WHAT YOU SHOULD DO:
Each line that contains the string "modified" counts once; report how many such lines appear in the data, as a number only.

Interface dataset entries:
■ ■ ■ ■

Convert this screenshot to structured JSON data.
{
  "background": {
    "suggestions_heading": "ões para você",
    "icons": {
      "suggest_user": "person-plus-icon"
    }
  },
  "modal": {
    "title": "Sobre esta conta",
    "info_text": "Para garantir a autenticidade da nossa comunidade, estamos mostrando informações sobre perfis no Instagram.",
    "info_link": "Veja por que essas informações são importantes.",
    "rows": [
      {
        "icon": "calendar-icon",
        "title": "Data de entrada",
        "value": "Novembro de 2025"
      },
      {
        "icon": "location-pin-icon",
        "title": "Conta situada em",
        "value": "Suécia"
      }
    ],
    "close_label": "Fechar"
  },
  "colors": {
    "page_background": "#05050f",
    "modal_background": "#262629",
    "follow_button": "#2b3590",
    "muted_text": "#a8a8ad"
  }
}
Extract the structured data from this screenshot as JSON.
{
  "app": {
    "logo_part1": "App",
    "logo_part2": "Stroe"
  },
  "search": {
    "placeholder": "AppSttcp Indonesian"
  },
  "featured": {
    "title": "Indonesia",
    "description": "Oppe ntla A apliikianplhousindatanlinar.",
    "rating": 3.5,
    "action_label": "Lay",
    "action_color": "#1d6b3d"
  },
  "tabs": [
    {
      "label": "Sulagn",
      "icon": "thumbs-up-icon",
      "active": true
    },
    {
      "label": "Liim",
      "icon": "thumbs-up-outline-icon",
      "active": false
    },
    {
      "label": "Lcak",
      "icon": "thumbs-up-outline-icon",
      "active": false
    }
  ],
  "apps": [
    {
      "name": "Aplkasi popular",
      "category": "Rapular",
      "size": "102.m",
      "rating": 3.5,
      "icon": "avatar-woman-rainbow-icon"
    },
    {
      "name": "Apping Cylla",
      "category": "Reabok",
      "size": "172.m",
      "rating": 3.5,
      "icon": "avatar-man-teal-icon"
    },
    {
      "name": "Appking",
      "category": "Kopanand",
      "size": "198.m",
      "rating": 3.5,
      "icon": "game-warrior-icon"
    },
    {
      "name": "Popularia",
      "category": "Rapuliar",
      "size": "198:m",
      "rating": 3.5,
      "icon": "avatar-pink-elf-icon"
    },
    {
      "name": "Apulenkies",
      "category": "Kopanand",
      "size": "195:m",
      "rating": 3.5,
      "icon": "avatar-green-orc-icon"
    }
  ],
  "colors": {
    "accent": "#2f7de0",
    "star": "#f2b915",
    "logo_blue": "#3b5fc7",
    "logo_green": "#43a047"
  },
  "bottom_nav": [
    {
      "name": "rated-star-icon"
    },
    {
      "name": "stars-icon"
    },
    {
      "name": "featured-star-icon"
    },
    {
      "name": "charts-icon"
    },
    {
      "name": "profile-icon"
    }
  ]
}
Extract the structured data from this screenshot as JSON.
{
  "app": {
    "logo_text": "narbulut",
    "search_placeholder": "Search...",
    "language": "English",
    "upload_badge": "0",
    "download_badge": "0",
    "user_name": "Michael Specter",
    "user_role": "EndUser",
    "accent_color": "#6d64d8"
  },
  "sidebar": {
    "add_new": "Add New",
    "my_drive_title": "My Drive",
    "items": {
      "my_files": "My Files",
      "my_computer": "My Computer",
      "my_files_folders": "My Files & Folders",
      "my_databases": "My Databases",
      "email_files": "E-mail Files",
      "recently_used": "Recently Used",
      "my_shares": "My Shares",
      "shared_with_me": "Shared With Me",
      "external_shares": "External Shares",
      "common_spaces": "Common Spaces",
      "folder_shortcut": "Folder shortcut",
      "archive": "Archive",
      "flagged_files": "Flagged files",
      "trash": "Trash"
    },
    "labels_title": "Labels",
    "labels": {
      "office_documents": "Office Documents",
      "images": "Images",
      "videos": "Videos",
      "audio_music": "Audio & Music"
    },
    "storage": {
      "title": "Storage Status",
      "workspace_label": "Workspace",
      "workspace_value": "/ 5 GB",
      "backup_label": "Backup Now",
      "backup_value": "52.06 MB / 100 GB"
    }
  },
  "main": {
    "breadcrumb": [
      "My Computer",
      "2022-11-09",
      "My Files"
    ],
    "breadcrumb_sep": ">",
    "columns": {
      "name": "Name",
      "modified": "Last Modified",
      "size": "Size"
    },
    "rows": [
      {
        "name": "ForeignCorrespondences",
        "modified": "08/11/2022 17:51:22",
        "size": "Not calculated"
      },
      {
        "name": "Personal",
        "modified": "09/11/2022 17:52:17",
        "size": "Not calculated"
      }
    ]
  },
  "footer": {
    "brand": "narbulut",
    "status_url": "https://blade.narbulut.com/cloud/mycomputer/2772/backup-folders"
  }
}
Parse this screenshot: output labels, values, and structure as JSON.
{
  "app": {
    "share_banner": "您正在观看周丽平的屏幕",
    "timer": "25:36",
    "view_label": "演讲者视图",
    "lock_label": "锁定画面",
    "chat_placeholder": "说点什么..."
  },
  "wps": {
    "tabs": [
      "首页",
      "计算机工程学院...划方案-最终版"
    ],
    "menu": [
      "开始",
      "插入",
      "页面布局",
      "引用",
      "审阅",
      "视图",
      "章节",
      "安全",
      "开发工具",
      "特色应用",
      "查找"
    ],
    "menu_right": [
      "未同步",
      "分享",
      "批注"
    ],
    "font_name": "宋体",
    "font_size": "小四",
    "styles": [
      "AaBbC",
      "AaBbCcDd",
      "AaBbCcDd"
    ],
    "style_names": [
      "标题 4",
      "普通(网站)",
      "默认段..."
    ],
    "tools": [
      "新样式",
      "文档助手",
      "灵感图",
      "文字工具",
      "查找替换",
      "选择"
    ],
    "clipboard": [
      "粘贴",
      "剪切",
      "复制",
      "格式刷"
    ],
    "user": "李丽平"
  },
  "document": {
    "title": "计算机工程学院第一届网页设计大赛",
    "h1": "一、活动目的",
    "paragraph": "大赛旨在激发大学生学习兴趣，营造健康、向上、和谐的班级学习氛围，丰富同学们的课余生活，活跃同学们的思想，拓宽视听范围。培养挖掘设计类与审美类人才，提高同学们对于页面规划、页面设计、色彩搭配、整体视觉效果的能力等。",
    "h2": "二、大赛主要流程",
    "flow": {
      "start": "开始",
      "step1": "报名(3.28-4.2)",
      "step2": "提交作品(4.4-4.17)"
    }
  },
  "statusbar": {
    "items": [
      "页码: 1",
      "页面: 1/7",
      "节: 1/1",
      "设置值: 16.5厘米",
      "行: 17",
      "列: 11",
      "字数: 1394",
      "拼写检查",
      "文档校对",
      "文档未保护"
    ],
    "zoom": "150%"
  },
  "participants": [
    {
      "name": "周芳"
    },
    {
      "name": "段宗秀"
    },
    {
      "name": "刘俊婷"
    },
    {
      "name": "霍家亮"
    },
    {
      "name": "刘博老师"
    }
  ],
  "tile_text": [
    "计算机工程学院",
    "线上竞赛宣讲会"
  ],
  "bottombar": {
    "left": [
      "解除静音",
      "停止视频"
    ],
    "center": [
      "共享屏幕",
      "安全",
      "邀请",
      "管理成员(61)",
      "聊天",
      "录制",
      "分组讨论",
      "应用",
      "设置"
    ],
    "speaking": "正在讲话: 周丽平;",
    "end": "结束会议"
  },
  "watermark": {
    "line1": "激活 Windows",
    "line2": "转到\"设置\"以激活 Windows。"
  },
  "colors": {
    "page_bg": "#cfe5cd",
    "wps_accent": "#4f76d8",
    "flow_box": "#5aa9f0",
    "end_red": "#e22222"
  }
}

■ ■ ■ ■

RESPONSE AREA:
3